■ What this task involves
For this task, copy the data that follows exactly, keeping every character.

Given records below:

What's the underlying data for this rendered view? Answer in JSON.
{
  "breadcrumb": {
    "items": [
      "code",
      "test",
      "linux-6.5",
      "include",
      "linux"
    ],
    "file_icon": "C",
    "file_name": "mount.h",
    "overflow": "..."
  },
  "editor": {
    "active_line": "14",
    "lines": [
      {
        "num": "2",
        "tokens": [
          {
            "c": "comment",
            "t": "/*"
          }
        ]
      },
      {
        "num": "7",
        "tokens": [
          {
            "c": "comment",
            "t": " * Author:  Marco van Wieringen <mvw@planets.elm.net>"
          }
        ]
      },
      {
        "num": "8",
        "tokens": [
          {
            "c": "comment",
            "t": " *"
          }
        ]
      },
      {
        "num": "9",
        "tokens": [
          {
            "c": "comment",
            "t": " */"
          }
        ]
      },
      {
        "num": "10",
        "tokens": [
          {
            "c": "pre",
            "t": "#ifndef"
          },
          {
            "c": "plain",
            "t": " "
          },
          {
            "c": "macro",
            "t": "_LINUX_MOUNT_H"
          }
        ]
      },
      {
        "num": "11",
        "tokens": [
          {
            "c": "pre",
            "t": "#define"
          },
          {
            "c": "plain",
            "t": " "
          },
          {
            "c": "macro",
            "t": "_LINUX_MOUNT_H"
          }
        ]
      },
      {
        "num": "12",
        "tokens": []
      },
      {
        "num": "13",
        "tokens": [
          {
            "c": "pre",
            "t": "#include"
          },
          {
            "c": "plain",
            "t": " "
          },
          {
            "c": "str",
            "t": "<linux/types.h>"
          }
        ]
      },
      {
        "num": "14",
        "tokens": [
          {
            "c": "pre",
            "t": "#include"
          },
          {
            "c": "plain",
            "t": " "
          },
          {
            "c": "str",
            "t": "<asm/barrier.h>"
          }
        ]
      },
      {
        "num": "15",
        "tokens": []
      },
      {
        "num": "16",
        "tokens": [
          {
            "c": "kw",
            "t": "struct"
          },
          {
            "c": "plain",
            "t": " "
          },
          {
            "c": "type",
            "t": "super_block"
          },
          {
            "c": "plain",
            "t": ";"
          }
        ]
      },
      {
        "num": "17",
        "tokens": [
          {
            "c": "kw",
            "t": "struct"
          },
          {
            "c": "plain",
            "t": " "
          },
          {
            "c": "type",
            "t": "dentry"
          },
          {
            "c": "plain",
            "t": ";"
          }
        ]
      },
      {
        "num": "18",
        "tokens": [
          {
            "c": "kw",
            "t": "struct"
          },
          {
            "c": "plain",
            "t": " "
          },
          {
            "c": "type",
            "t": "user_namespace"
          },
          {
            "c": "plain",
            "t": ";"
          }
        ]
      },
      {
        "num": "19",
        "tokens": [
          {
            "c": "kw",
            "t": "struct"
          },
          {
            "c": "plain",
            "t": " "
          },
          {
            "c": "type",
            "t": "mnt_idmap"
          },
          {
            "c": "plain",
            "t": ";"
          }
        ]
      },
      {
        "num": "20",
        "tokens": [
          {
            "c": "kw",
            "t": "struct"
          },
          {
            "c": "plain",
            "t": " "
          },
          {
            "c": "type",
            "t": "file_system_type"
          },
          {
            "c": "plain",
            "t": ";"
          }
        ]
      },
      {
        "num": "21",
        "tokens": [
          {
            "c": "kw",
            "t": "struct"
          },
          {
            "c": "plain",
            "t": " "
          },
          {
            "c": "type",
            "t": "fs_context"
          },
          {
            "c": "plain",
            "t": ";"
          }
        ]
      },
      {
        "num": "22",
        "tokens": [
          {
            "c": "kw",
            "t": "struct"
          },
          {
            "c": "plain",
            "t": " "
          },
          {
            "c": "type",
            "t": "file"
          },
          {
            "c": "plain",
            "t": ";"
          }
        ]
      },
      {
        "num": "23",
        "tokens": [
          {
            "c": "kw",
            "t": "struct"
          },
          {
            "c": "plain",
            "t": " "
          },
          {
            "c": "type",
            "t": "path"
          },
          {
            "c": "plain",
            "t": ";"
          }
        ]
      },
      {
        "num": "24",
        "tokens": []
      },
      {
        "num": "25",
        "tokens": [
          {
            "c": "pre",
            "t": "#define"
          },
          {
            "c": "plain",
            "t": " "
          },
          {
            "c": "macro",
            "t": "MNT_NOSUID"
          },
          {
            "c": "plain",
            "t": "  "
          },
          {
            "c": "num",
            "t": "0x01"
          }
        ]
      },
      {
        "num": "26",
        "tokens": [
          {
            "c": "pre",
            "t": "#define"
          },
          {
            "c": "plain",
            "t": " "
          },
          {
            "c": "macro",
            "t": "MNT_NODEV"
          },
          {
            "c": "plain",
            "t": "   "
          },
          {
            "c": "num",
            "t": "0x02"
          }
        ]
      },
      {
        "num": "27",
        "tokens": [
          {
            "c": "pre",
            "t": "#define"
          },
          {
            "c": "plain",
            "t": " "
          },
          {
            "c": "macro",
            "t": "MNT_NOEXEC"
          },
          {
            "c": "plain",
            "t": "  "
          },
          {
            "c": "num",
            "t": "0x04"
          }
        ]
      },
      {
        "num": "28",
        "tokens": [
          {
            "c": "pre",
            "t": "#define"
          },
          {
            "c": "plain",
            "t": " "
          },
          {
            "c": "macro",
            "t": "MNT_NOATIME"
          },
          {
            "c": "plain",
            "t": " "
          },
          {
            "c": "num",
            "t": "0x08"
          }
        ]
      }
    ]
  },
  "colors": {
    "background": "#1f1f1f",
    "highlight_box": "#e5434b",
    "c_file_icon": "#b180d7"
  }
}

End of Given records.

■ Exercise solution
What's the underlying data for this rendered view? Answer in JSON.
{
  "breadcrumb": {
    "items": [
      "code",
      "test",
      "linux-6.5",
      "include",
      "linux"
    ],
    "file_icon": "C",
    "file_name": "mount.h",
    "overflow": "..."
  },
  "editor": {
    "active_line": "14",
    "lines": [
      {
        "num": "2",
        "tokens": [
          {
            "c": "comment",
            "t": "/*"
          }
        ]
      },
      {
        "num": "7",
        "tokens": [
          {
            "c": "comment",
            "t": " * Author:  Marco van Wieringen <mvw@planets.elm.net>"
          }
        ]
      },
      {
        "num": "8",
        "tokens": [
          {
            "c": "comment",
            "t": " *"
          }
        ]
      },
      {
        "num": "9",
        "tokens": [
          {
            "c": "comment",
            "t": " */"
          }
        ]
      },
      {
        "num": "10",
        "tokens": [
          {
            "c": "pre",
            "t": "#ifndef"
          },
          {
            "c": "plain",
            "t": " "
          },
          {
            "c": "macro",
            "t": "_LINUX_MOUNT_H"
          }
        ]
      },
      {
        "num": "11",
        "tokens": [
          {
            "c": "pre",
            "t": "#define"
          },
          {
            "c": "plain",
            "t": " "
          },
          {
            "c": "macro",
            "t": "_LINUX_MOUNT_H"
          }
        ]
      },
      {
        "num": "12",
        "tokens": []
      },
      {
        "num": "13",
        "tokens": [
          {
            "c": "pre",
            "t": "#include"
          },
          {
            "c": "plain",
            "t": " "
          },
          {
            "c": "str",
            "t": "<linux/types.h>"
          }
        ]
      },
      {
        "num": "14",
        "tokens": [
          {
            "c": "pre",
            "t": "#include"
          },
          {
            "c": "plain",
            "t": " "
          },
          {
            "c": "str",
            "t": "<asm/barrier.h>"
          }
        ]
      },
      {
        "num": "15",
        "tokens": []
      },
      {
        "num": "16",
        "tokens": [
          {
            "c": "kw",
            "t": "struct"
          },
          {
            "c": "plain",
            "t": " "
          },
          {
            "c": "type",
            "t": "super_block"
          },
          {
            "c": "plain",
            "t": ";"
          }
        ]
      },
      {
        "num": "17",
        "tokens": [
          {
            "c": "kw",
            "t": "struct"
          },
          {
            "c": "plain",
            "t": " "
          },
          {
            "c": "type",
            "t": "dentry"
          },
          {
            "c": "plain",
            "t": ";"
          }
        ]
      },
      {
        "num": "18",
        "tokens": [
          {
            "c": "kw",
            "t": "struct"
          },
          {
            "c": "plain",
            "t": " "
          },
          {
            "c": "type",
            "t": "user_namespace"
          },
          {
            "c": "plain",
            "t": ";"
          }
        ]
      },
      {
        "num": "19",
        "tokens": [
          {
            "c": "kw",
            "t": "struct"
          },
          {
            "c": "plain",
            "t": " "
          },
          {
            "c": "type",
            "t": "mnt_idmap"
          },
          {
            "c": "plain",
            "t": ";"
          }
        ]
      },
      {
        "num": "20",
        "tokens": [
          {
            "c": "kw",
            "t": "struct"
          },
          {
            "c": "plain",
            "t": " "
          },
          {
            "c": "type",
            "t": "file_system_type"
          },
          {
            "c": "plain",
            "t": ";"
          }
        ]
      },
      {
        "num": "21",
        "tokens": [
          {
            "c": "kw",
            "t": "struct"
          },
          {
            "c": "plain",
            "t": " "
          },
          {
            "c": "type",
            "t": "fs_context"
          },
          {
            "c": "plain",
            "t": ";"
          }
        ]
      },
      {
        "num": "22",
        "tokens": [
          {
            "c": "kw",
            "t": "struct"
          },
          {
            "c": "plain",
            "t": " "
          },
          {
            "c": "type",
            "t": "file"
          },
          {
            "c": "plain",
            "t": ";"
          }
        ]
      },
      {
        "num": "23",
        "tokens": [
          {
            "c": "kw",
            "t": "struct"
          },
          {
            "c": "plain",
            "t": " "
          },
          {
            "c": "type",
            "t": "path"
          },
          {
            "c": "plain",
            "t": ";"
          }
        ]
      },
      {
        "num": "24",
        "tokens": []
      },
      {
        "num": "25",
        "tokens": [
          {
            "c": "pre",
            "t": "#define"
          },
          {
            "c": "plain",
            "t": " "
          },
          {
            "c": "macro",
            "t": "MNT_NOSUID"
          },
          {
            "c": "plain",
            "t": "  "
          },
          {
            "c": "num",
            "t": "0x01"
          }
        ]
      },
      {
        "num": "26",
        "tokens": [
          {
            "c": "pre",
            "t": "#define"
          },
          {
            "c": "plain",
            "t": " "
          },
          {
            "c": "macro",
            "t": "MNT_NODEV"
          },
          {
            "c": "plain",
            "t": "   "
          },
          {
            "c": "num",
            "t": "0x02"
          }
        ]
      },
      {
        "num": "27",
        "tokens": [
          {
            "c": "pre",
            "t": "#define"
          },
          {
            "c": "plain",
            "t": " "
          },
          {
            "c": "macro",
            "t": "MNT_NOEXEC"
          },
          {
            "c": "plain",
            "t": "  "
          },
          {
            "c": "num",
            "t": "0x04"
          }
        ]
      },
      {
        "num": "28",
        "tokens": [
          {
            "c": "pre",
            "t": "#define"
          },
          {
            "c": "plain",
            "t": " "
          },
          {
            "c": "macro",
            "t": "MNT_NOATIME"
          },
          {
            "c": "plain",
            "t": " "
          },
          {
            "c": "num",
            "t": "0x08"
          }
        ]
      }
    ]
  },
  "colors": {
    "background": "#1f1f1f",
    "highlight_box": "#e5434b",
    "c_file_icon": "#b180d7"
  }
}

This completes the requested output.